Hispanics want more attention from school board
SOUTH BEND, Ind.-- The South Bend School District is trying to decrease the drop-out rate across the district and on Monday, the board approved a new position called the African American Student Services Department. It's designed to help only the black students, leaving many in the Hispanic community baffled.
ABC57 news reports that the statistics from the Department of Education show Asian students top the chart with a 90 percent graduation rate in South Bend schools. White students come in second at just over 80 percent graduating, but the graduation rate for Hispanics remains the lowest. The Hispanic rate is almost tied with the rate for black students at just under 70 percent.
Now Hispanic parents and students are wondering if a similar department will be created for them since almost 15 percent of Hispanics in the district dropout before graduation.
It's something senior Gerardo Uribe's seen many times before.
"Most of them just didn't want school anymore," said Uribe.
It's a problem the entire district faces. The drop-out rate for black students is slightly higher at 20 percent, but those low rates are not exclusive to one race.
"I mean I think it should be kind of not just for one race, I think it should be for all of them," said Uribe.
Uribe says thankfully he's not part of the statistic. He plans to attend college, but some of his classmates weren't so lucky.
His neighbor is a mother of four and she's finding help elsewhere for her high school freshman.
"There wasn't a lot of help that I was getting from the schools," said Noelia Salazar, mother of four. "There are some counseling but just not enough support."
She's switching her son from Dickinson to Adams, a predominately Hispanic school, for the magnet program.

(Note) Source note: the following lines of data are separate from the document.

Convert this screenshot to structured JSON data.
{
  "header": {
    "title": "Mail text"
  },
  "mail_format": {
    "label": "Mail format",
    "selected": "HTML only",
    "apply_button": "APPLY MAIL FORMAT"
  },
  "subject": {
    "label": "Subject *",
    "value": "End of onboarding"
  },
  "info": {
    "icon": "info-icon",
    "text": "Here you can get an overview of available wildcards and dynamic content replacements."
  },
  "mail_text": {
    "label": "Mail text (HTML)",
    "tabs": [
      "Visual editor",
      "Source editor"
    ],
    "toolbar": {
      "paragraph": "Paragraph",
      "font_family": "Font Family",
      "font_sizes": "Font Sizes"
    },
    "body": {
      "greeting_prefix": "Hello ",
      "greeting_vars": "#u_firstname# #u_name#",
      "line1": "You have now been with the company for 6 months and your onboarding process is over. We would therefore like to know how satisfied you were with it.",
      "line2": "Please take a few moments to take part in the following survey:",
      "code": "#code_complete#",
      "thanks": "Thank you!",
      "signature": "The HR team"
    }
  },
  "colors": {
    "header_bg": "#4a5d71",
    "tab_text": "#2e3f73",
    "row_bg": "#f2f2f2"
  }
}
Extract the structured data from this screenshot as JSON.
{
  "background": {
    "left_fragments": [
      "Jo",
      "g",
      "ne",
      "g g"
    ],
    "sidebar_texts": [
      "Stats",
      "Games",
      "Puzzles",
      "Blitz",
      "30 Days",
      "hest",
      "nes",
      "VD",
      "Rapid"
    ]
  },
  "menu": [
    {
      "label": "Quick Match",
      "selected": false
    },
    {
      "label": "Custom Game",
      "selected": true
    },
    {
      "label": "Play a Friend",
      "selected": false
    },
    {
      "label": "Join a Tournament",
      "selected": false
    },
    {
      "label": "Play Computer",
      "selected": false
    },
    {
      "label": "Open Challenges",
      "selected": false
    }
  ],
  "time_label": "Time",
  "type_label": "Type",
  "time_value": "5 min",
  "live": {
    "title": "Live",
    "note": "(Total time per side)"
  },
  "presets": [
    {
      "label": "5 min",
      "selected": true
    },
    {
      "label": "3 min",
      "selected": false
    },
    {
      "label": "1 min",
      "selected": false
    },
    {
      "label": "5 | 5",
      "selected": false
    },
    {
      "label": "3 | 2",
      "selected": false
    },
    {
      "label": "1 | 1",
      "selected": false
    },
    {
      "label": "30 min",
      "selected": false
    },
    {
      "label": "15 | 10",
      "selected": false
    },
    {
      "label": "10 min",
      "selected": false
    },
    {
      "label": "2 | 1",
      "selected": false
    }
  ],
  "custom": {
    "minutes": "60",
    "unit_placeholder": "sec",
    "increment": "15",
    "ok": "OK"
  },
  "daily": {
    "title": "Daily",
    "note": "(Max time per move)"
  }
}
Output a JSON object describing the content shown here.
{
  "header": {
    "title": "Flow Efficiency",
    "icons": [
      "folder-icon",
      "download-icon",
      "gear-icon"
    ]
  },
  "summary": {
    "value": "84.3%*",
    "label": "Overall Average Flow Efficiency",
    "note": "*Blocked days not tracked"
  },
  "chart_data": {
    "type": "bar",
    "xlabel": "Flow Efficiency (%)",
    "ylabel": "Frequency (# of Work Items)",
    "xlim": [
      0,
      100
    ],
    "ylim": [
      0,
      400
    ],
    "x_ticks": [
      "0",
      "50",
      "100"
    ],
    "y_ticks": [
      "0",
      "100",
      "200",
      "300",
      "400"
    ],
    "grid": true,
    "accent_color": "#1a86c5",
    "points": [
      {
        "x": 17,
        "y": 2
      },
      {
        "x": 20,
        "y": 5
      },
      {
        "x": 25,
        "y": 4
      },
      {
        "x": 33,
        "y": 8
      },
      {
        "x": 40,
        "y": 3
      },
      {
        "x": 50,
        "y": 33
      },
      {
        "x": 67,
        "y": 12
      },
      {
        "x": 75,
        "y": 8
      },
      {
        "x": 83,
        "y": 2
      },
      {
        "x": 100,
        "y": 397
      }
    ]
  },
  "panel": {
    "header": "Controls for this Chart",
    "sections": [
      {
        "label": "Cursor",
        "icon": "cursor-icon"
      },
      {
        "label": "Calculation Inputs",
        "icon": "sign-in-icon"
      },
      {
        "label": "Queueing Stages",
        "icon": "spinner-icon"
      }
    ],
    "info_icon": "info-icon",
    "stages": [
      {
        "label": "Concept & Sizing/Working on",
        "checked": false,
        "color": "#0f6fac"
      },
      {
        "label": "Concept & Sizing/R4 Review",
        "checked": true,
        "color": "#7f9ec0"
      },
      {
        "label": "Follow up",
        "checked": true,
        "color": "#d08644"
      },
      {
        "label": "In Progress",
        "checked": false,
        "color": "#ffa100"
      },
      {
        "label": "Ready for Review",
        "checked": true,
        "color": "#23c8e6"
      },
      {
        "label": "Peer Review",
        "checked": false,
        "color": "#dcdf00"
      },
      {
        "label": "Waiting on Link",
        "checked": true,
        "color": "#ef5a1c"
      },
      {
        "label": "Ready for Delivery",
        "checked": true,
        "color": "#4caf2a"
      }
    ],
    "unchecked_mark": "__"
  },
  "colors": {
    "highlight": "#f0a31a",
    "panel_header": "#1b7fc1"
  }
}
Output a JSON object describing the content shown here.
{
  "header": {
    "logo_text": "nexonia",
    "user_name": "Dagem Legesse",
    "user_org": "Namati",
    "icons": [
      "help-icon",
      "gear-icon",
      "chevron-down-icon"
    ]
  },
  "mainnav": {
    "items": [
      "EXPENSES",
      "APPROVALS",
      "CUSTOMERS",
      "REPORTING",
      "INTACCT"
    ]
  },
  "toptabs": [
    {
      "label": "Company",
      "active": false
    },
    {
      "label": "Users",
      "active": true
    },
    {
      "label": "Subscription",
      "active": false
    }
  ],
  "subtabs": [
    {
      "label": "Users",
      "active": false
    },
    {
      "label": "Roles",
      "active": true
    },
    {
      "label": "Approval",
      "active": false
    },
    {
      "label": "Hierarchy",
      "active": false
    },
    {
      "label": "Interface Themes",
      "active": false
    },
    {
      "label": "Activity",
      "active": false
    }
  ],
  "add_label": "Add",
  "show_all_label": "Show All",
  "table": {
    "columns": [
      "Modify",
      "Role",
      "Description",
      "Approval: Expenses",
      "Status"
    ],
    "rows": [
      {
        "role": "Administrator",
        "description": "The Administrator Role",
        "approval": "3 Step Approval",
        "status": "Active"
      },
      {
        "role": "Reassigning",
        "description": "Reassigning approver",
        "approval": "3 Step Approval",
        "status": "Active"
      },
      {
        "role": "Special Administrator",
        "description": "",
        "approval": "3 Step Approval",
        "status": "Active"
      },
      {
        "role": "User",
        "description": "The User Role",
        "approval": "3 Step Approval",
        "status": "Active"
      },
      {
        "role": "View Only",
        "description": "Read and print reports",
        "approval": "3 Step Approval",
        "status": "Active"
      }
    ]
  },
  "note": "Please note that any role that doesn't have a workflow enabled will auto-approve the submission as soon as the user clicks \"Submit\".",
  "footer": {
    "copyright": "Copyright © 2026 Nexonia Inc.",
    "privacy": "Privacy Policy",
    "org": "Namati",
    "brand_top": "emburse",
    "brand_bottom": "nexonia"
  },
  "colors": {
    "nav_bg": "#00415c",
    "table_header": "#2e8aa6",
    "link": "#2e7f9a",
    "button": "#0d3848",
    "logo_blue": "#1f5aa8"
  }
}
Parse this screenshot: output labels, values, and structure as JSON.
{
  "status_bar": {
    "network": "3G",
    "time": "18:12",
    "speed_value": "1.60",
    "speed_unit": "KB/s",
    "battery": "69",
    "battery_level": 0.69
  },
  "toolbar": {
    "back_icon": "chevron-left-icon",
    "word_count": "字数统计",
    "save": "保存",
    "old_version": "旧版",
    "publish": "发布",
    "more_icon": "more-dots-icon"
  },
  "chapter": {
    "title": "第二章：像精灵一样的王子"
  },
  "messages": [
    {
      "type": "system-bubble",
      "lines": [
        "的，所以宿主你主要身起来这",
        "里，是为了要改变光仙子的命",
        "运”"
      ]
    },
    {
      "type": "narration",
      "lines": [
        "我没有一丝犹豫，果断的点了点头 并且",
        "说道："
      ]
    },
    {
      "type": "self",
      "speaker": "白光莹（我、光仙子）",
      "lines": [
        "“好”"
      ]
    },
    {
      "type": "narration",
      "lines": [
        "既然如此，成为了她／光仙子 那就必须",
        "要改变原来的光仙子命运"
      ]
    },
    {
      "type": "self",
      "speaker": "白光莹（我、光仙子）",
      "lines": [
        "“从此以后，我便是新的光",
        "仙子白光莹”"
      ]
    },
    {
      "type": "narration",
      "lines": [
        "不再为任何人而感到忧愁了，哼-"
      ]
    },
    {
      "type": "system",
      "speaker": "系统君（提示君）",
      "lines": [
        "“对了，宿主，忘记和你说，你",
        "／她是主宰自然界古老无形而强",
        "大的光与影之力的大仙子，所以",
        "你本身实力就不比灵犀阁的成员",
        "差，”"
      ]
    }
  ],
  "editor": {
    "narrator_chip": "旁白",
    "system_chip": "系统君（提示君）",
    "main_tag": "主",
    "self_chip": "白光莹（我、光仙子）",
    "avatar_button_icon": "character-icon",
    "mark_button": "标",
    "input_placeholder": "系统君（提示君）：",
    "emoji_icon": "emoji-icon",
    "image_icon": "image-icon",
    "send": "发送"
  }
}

She hopes he'll get more attention.
"I need to make sure that if he's not getting that help, I'm fortunate enough where I can speak English and I can find that help," said Salazar.
In the meantime, she hopes the district meets her half-way.
ABC57 did request to speak with the district's superintendent and have yet to hear back.